Art for a New Understanding: Native Voices, 1950s to Now
On view now through January 12, 2020
5:30 PM Cash bar
7 PM Hip-Hop Concert
Free Performance of poetry, spoken word, music and storytelling. This event will take place in the Nasher Museum’s new outdoor Sculpture Garden and complements Art for a New Understanding: Native Voices, 1950s to Now.
Frank Waln is a Lakota Hip Hop artist, producer and audio engineer from the Rosebud Reservation in South Dakota. A recipient of the Gates Millennium Scholarship, he attended Columbia College Chicago where he earned a bachelor of arts degree in audio arts and acoustics. His awards include three Native American Music Awards, the 3Arts Grant for Chicago Artists and the Native Arts and Cultures Foundation 2018 National Artist Fellowship for Artistic Innovation. He has been featured in The Fader, Vibe, NPR, Paper Magazine, ESPN and MTV’s Rebel Music.
The Sampson Brothers, Lumhe and Samsoche Sampson, (Seneca and Muscogee Creek) are master hoop dancers who often accompany Frank Waln. They grew up in Los Angeles, where their mother is a fancy shawl dancer and their late father, Will Sampson, was a Native American actor who played Chief Bromden in One Flew Over the Cuckoo’s Nest.
Due to illness, Tanaya Winder will not be performing.

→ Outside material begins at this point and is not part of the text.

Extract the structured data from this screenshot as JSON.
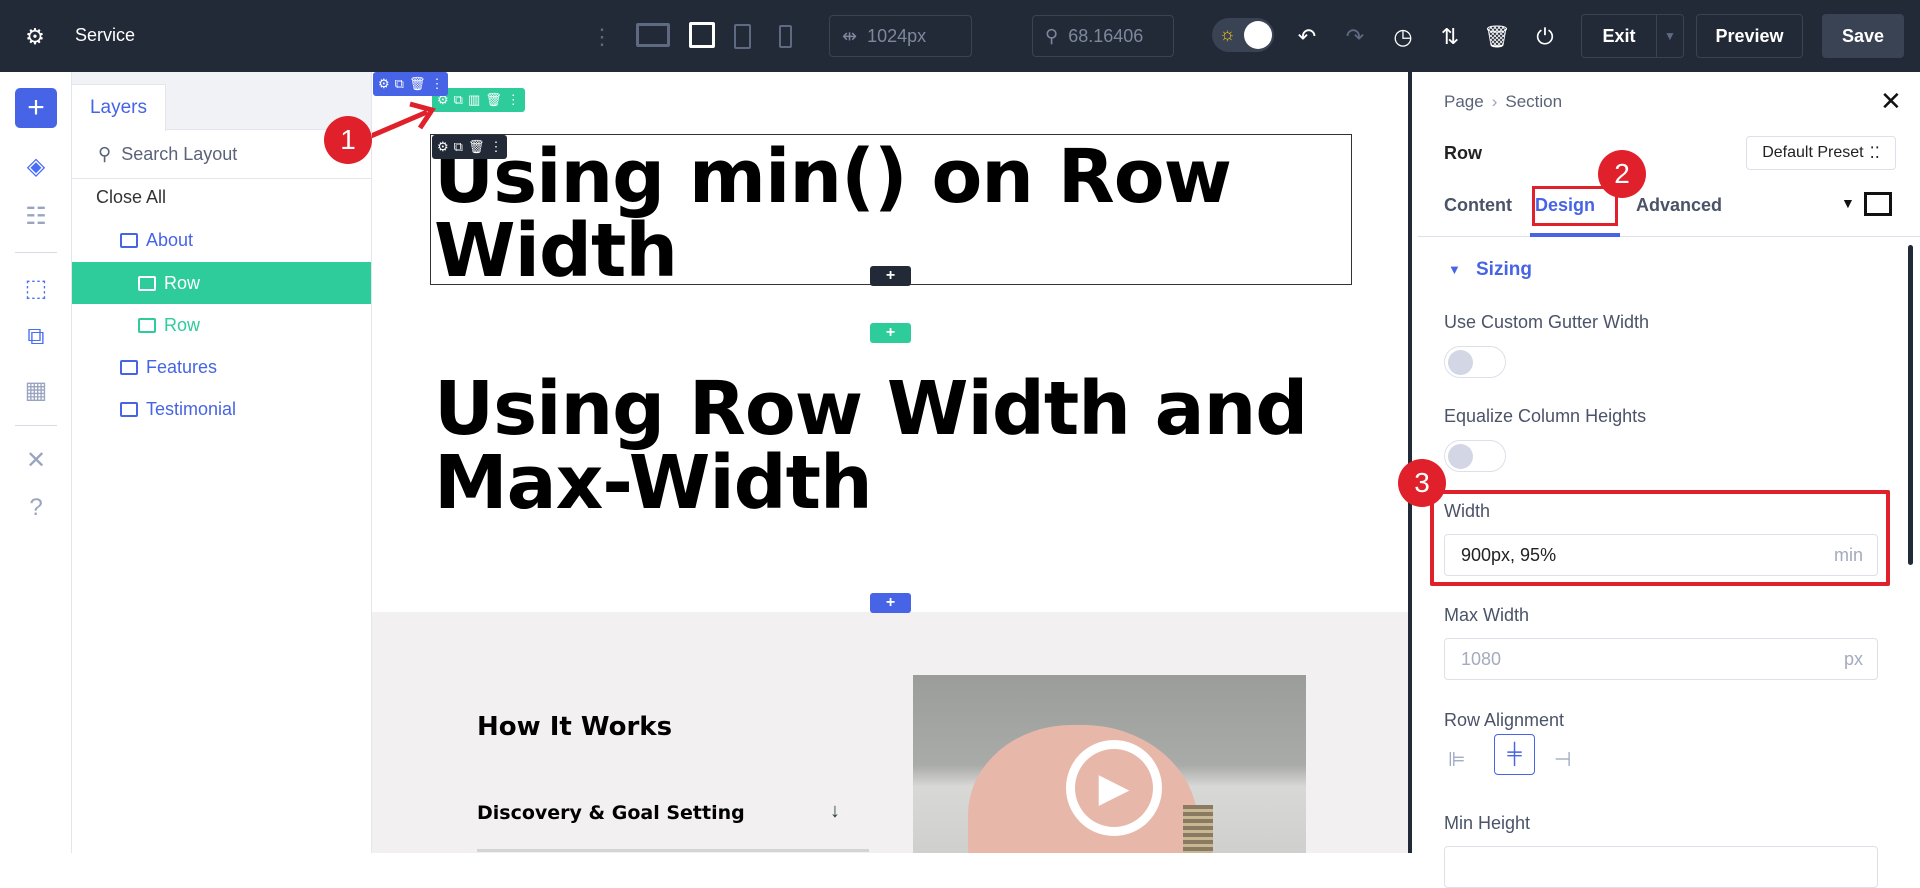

This project was supported by the N.C. Arts Council, a division of the Department of Natural & Cultural Resources.